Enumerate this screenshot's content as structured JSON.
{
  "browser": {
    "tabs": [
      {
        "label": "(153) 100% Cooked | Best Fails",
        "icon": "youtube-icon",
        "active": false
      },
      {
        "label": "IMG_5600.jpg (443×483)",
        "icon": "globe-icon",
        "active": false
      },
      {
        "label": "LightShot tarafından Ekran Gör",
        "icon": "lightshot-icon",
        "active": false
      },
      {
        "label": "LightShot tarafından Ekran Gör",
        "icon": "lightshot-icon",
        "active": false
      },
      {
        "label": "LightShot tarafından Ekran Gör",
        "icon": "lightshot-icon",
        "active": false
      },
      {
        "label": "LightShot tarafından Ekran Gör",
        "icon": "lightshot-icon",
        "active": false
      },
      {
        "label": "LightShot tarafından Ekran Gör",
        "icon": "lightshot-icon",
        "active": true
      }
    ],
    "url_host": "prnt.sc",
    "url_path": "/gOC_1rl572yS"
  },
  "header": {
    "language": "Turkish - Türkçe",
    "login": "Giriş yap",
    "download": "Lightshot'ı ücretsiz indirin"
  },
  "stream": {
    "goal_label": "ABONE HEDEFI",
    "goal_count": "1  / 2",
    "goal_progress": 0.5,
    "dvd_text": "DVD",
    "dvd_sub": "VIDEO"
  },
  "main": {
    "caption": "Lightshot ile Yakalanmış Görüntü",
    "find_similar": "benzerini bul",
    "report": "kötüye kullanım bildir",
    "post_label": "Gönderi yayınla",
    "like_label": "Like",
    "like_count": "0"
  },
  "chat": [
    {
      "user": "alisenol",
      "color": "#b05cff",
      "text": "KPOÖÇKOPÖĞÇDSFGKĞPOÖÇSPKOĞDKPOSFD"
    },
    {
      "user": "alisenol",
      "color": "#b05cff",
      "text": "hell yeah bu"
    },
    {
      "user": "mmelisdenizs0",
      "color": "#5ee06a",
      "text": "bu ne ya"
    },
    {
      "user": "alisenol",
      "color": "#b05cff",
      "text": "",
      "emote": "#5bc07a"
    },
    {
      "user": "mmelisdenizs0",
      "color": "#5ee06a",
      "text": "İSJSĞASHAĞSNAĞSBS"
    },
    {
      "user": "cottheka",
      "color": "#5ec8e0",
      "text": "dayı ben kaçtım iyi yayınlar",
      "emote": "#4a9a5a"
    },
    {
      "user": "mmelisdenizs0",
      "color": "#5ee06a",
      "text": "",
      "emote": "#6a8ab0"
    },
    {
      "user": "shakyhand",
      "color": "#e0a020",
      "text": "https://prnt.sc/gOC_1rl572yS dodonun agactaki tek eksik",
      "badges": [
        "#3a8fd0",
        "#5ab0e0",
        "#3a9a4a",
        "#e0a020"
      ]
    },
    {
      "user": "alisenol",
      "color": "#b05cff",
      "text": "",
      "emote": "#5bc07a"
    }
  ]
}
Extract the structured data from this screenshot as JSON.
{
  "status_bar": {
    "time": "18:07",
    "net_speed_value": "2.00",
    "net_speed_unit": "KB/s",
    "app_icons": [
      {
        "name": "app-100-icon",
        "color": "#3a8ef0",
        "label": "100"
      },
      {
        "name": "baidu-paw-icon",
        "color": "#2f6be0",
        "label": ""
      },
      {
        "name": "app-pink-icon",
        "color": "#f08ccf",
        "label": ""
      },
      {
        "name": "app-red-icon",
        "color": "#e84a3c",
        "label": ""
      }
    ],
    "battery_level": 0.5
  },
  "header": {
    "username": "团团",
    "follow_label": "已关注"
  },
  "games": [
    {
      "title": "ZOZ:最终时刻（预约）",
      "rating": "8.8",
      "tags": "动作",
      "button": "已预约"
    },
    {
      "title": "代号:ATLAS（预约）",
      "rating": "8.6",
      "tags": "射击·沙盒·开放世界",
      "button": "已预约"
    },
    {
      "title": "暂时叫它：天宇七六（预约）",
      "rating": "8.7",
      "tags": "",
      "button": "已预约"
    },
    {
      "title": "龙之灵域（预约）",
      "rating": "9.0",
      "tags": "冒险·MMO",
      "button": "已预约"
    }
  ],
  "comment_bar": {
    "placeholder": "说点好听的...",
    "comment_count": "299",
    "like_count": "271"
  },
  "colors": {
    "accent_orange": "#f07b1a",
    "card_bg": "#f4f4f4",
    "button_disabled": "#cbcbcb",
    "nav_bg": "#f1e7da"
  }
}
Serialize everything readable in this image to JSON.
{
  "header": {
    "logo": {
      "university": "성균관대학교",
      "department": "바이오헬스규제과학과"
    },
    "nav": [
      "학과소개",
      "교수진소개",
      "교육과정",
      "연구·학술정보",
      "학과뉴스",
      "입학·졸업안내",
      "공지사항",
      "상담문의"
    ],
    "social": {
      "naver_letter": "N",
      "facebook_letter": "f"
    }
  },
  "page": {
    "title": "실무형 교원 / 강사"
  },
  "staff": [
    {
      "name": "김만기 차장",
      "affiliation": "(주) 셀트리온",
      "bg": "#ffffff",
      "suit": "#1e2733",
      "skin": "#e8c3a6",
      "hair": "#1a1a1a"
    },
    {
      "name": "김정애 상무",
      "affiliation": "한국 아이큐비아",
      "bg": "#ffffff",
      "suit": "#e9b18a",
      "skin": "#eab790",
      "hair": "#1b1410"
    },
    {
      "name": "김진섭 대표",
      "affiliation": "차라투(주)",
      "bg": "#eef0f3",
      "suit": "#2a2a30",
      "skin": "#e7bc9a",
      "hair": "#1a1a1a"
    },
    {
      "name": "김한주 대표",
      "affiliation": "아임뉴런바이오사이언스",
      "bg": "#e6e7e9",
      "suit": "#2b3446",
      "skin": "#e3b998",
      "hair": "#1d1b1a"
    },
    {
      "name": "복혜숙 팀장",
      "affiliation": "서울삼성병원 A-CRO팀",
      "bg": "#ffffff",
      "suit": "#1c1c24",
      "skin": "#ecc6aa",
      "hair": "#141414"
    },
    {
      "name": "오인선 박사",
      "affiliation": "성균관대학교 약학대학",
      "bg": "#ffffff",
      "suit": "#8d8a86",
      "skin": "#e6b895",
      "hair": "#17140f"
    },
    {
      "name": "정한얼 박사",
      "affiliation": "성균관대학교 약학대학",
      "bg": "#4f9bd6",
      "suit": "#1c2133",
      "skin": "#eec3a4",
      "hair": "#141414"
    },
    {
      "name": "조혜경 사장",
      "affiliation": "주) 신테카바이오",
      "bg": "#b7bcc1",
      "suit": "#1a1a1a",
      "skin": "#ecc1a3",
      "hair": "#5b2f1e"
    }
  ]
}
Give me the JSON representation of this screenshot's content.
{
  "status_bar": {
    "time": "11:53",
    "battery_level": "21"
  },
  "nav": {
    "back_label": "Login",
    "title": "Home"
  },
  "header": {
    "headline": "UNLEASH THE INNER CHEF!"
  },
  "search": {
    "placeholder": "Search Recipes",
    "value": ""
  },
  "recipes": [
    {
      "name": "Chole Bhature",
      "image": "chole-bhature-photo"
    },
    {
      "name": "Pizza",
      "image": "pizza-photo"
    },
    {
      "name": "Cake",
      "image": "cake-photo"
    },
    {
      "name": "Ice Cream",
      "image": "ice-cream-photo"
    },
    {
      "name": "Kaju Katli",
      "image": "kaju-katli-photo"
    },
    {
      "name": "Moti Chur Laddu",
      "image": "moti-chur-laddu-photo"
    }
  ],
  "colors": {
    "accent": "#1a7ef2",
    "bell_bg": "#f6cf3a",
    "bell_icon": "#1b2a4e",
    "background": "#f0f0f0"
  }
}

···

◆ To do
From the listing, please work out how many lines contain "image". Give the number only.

◆ Answer to this exercise
7